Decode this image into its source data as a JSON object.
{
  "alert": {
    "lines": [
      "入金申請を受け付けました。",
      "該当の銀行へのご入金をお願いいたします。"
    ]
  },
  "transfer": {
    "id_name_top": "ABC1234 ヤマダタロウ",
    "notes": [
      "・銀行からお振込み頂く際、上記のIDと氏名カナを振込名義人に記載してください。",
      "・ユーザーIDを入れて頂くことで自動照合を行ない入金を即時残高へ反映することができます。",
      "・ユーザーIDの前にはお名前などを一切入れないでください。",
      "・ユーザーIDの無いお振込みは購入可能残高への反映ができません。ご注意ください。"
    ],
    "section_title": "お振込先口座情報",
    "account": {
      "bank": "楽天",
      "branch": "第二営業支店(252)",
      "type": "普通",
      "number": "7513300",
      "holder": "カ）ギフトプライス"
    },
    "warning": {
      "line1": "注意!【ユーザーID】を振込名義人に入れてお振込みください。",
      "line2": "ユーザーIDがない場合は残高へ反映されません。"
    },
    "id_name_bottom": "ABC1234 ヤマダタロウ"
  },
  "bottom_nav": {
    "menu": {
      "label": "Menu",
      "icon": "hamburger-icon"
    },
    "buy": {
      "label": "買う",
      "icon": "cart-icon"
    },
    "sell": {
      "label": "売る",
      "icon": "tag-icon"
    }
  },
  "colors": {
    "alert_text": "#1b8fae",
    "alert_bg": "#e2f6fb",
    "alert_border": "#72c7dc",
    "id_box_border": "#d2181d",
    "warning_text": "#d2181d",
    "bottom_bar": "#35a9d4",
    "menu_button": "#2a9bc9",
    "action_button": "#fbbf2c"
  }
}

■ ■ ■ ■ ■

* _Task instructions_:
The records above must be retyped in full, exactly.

* _Exercise response_:
Decode this image into its source data as a JSON object.
{
  "alert": {
    "lines": [
      "入金申請を受け付けました。",
      "該当の銀行へのご入金をお願いいたします。"
    ]
  },
  "transfer": {
    "id_name_top": "ABC1234 ヤマダタロウ",
    "notes": [
      "・銀行からお振込み頂く際、上記のIDと氏名カナを振込名義人に記載してください。",
      "・ユーザーIDを入れて頂くことで自動照合を行ない入金を即時残高へ反映することができます。",
      "・ユーザーIDの前にはお名前などを一切入れないでください。",
      "・ユーザーIDの無いお振込みは購入可能残高への反映ができません。ご注意ください。"
    ],
    "section_title": "お振込先口座情報",
    "account": {
      "bank": "楽天",
      "branch": "第二営業支店(252)",
      "type": "普通",
      "number": "7513300",
      "holder": "カ）ギフトプライス"
    },
    "warning": {
      "line1": "注意!【ユーザーID】を振込名義人に入れてお振込みください。",
      "line2": "ユーザーIDがない場合は残高へ反映されません。"
    },
    "id_name_bottom": "ABC1234 ヤマダタロウ"
  },
  "bottom_nav": {
    "menu": {
      "label": "Menu",
      "icon": "hamburger-icon"
    },
    "buy": {
      "label": "買う",
      "icon": "cart-icon"
    },
    "sell": {
      "label": "売る",
      "icon": "tag-icon"
    }
  },
  "colors": {
    "alert_text": "#1b8fae",
    "alert_bg": "#e2f6fb",
    "alert_border": "#72c7dc",
    "id_box_border": "#d2181d",
    "warning_text": "#d2181d",
    "bottom_bar": "#35a9d4",
    "menu_button": "#2a9bc9",
    "action_button": "#fbbf2c"
  }
}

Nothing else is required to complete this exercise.